Piscataway Township First Offense DWI Attorneys
Are you or someone you love currently facing a first offense DWI charge in Piscataway Municipal Court? You are not alone. In the past year alone, 2014, Piscataway Township Municipal Court heard nearly 100 cases, 97 specifically, which is an increase of 56% from the previous year. The reasons that Piscataway annually charges so many persons with DWIs should come as no surprise. Not only is Piscataway located on major New Jersey highways, like Rt. 18 and Rt. 287, at least in the fall and spring it is the home to many a Rutgers student and the home of HighPoint Solutions Stadium, where Rutgers annually faces it’s BIG 10 rivals. Whether you are a student, though, a fan, or someone simply passing through Piscataway who happened to receive a DWI ticket, the consequences of a conviction are severe. You cannot afford to be without the best representation possible.
Here at the Law Offices of Jonathan F. Marshall, we believe that our over 100 years of collective experience and track record of successful resolutions for our clients speaks for itself. With a number of former prosecutors and criminal defense attorneys, who have been practicing for decades, we know the ins and outs of DWI law, how best to attack the prosecution’s case, and how best to obtain you the most favorable result possible. A number of our attorneys are even certified in field sobriety testing and the operation of the breathalyzer test, the Alcotest 7110, and will be able to walk through with you the circumstances of your arrest to make sure that the prosecution did not cut corners or deny you your rights. To receive a free consultation with an experienced attorney about the particulars of your Piscataway Township DWI, please call us today.
All DWIs, whether they occur in Piscataway or elsewhere, are governed by NJSA 39:4-50. This statute makes it illegal for a person to operate a motor vehicle while intoxicated. This means that there are really two elements to every case. The prosecution must prove operation and it must prove intoxication. The operational element is usually rarely in dispute and can be proven in three distinct ways. In some cases, even, the prosecution need not even show operation, if they can show intent to operate a motor vehicle. This result is mandated by the fact that the law does not require an officer to allow a noticeably drunk person get behind the wheel of a vehicle and drive before they can make an arrest.

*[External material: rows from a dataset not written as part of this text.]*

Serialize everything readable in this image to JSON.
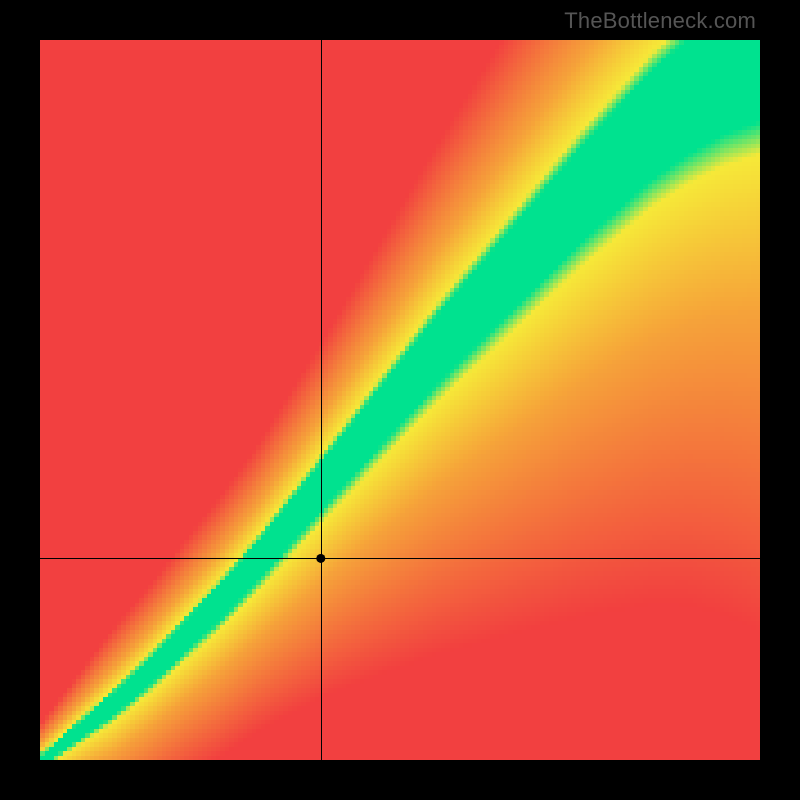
{
  "watermark": "TheBottleneck.com",
  "chart_data": {
    "type": "heatmap",
    "title": "",
    "xlabel": "",
    "ylabel": "",
    "xlim": [
      0,
      1
    ],
    "ylim": [
      0,
      1
    ],
    "grid_size": 160,
    "crosshair": {
      "x": 0.39,
      "y": 0.28
    },
    "marker": {
      "x": 0.39,
      "y": 0.28
    },
    "ideal_curve": {
      "description": "green ridge y = f(x) for matched components",
      "samples_x": [
        0.0,
        0.05,
        0.1,
        0.15,
        0.2,
        0.25,
        0.3,
        0.35,
        0.4,
        0.45,
        0.5,
        0.55,
        0.6,
        0.65,
        0.7,
        0.75,
        0.8,
        0.85,
        0.9,
        0.95,
        1.0
      ],
      "samples_y": [
        0.0,
        0.04,
        0.08,
        0.125,
        0.175,
        0.225,
        0.28,
        0.34,
        0.4,
        0.46,
        0.52,
        0.58,
        0.635,
        0.69,
        0.745,
        0.8,
        0.85,
        0.9,
        0.94,
        0.975,
        1.0
      ]
    },
    "band_halfwidth": {
      "samples_x": [
        0.0,
        0.1,
        0.2,
        0.3,
        0.4,
        0.5,
        0.6,
        0.7,
        0.8,
        0.9,
        1.0
      ],
      "samples_y": [
        0.01,
        0.02,
        0.025,
        0.03,
        0.038,
        0.048,
        0.058,
        0.068,
        0.078,
        0.088,
        0.1
      ]
    },
    "color_stops": {
      "green": "#00e28f",
      "yellow": "#f7e938",
      "orange": "#f6a33a",
      "red": "#f24040"
    }
  }
}
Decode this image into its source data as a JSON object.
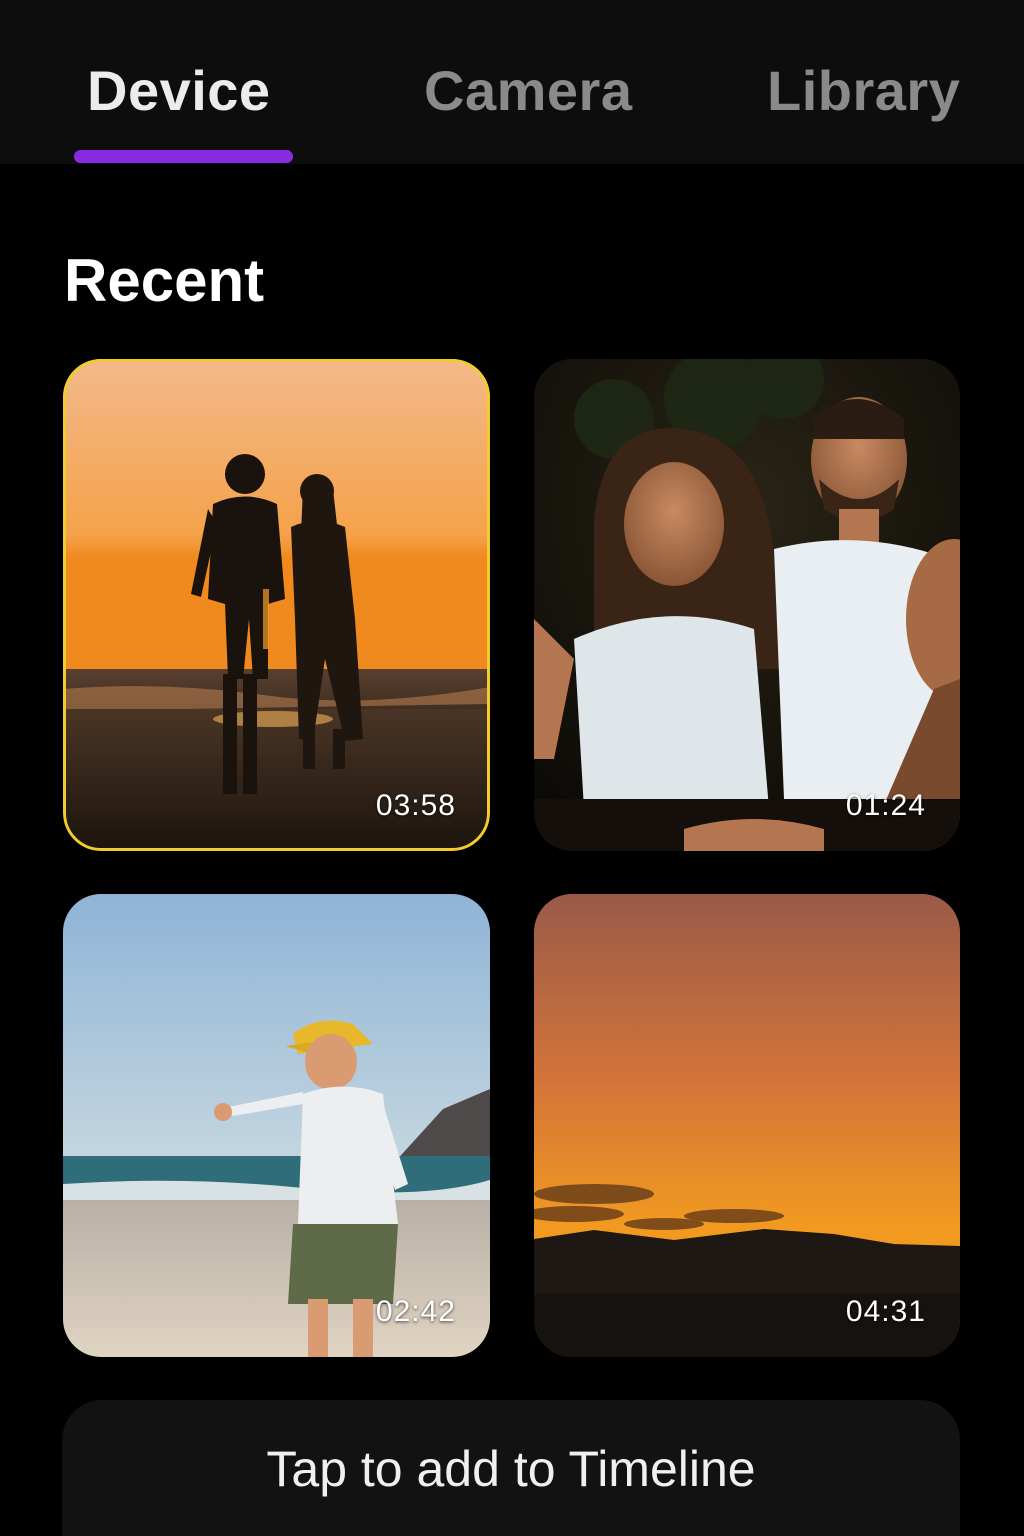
{
  "tabs": {
    "device": "Device",
    "camera": "Camera",
    "library": "Library"
  },
  "active_tab": "Device",
  "section": {
    "title": "Recent"
  },
  "media": [
    {
      "duration": "03:58",
      "selected": true,
      "scene": "couple-beach-sunset"
    },
    {
      "duration": "01:24",
      "selected": false,
      "scene": "friends-laughing-night"
    },
    {
      "duration": "02:42",
      "selected": false,
      "scene": "boy-yellow-cap-beach"
    },
    {
      "duration": "04:31",
      "selected": false,
      "scene": "orange-sky-mountains"
    }
  ],
  "action": {
    "label": "Tap to add to Timeline"
  },
  "colors": {
    "accent": "#8a2be2",
    "selection": "#f2cc2f",
    "background": "#000000"
  }
}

As for intoxication, this too can be shown in one of three ways that warrant going into greater detail. The first of these ways is through the use of Field Sobriety Testing. Most people are familiar with these tests and probably have even comically tried to do them before by stating the alphabet backwards or walking a straight line while drunk with friends. Typically officers do not rely on these tests alone, though, and therefore the bulk of the work is done by the breathalyzer test, the Alcotest 7110, which provides the most accurate readings of person’s BAC. These results are deemed scientifically reliable in a court of law and their usage has been repeatedly upheld, however, police officers are required to follow a very specific procedure or else the results could be skewed and, ultimately, abandoned. The final way that intoxication may be proven is through a blood draw, but New Jersey’s implied consent law that applies to the breathalyzer does not extend to blood draws and, therefore, you cannot be forced to submit to one without a warrant.